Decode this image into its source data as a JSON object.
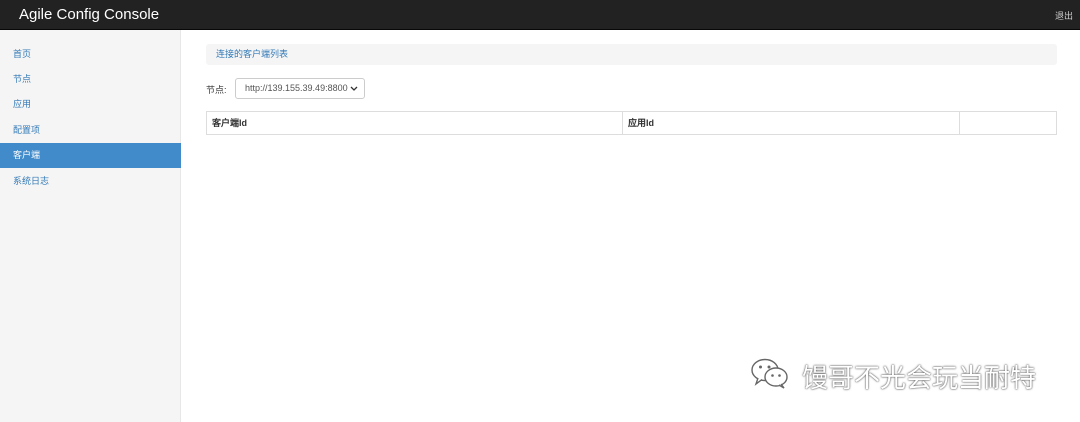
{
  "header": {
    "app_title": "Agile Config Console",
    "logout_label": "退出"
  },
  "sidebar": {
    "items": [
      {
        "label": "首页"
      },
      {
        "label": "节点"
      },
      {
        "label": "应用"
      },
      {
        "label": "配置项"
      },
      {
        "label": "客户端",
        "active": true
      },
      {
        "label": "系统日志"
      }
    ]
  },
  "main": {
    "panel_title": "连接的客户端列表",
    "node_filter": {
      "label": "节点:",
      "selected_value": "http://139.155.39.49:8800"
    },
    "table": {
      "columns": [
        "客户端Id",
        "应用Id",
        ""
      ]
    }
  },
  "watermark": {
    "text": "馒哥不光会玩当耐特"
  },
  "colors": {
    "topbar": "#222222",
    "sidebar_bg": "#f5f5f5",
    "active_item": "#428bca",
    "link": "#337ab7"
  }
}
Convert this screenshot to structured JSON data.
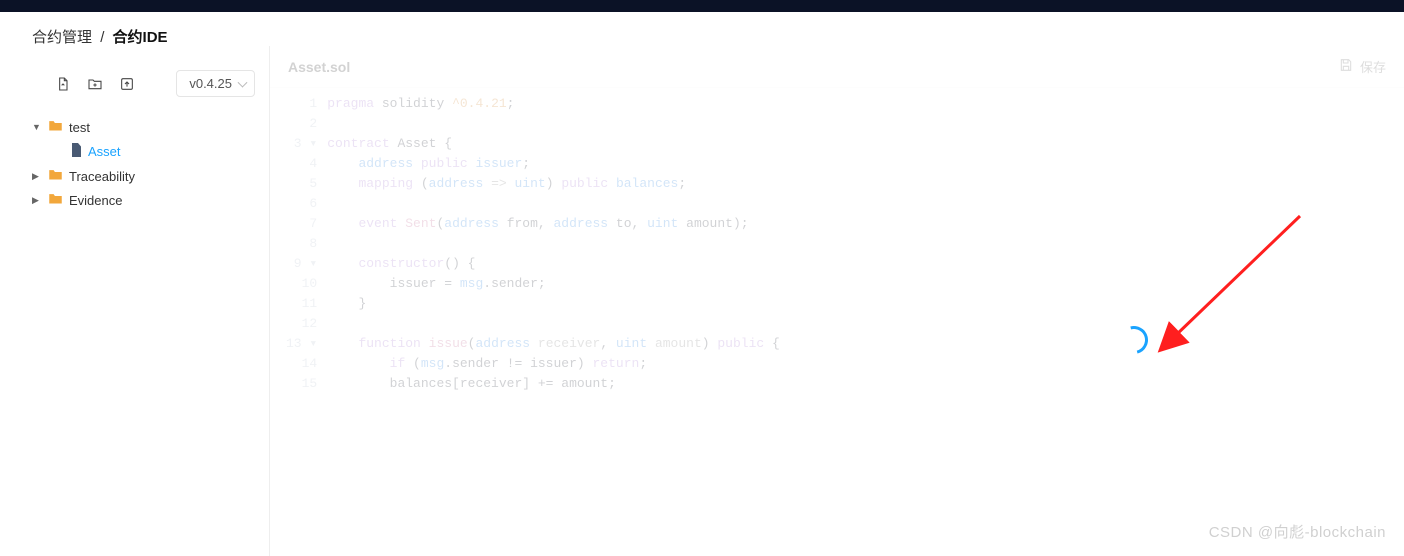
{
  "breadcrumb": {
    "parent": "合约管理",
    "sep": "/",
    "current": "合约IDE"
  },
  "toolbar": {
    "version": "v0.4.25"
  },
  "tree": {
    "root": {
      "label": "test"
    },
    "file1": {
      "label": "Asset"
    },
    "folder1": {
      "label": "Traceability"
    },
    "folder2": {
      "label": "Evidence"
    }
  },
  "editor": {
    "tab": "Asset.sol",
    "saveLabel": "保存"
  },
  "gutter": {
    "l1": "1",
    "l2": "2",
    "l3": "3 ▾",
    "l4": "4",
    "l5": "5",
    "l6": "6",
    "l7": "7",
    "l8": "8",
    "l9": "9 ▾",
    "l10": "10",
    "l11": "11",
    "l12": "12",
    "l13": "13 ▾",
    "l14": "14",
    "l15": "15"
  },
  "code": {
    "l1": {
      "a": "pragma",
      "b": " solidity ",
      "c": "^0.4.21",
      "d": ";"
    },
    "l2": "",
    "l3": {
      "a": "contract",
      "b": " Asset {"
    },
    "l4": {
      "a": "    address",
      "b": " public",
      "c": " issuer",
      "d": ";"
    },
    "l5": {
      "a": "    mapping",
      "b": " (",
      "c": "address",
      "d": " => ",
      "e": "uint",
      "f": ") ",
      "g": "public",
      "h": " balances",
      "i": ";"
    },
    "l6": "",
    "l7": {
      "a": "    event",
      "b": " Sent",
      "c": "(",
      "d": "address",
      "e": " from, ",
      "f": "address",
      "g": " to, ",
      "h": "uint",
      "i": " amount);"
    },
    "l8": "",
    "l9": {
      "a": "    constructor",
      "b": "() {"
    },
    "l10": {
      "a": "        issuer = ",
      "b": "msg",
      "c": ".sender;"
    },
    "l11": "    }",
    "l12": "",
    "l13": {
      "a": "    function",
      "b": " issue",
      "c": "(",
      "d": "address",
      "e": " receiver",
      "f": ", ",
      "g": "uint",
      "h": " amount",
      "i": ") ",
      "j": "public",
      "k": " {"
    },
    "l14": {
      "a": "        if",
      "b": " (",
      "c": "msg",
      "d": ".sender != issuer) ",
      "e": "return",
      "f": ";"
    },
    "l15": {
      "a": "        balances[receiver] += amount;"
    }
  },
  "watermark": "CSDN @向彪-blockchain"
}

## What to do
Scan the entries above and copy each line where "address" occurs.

## Expected answer
      "a": "    address",
      "c": "address",
      "d": "address",
      "f": "address",
      "d": "address",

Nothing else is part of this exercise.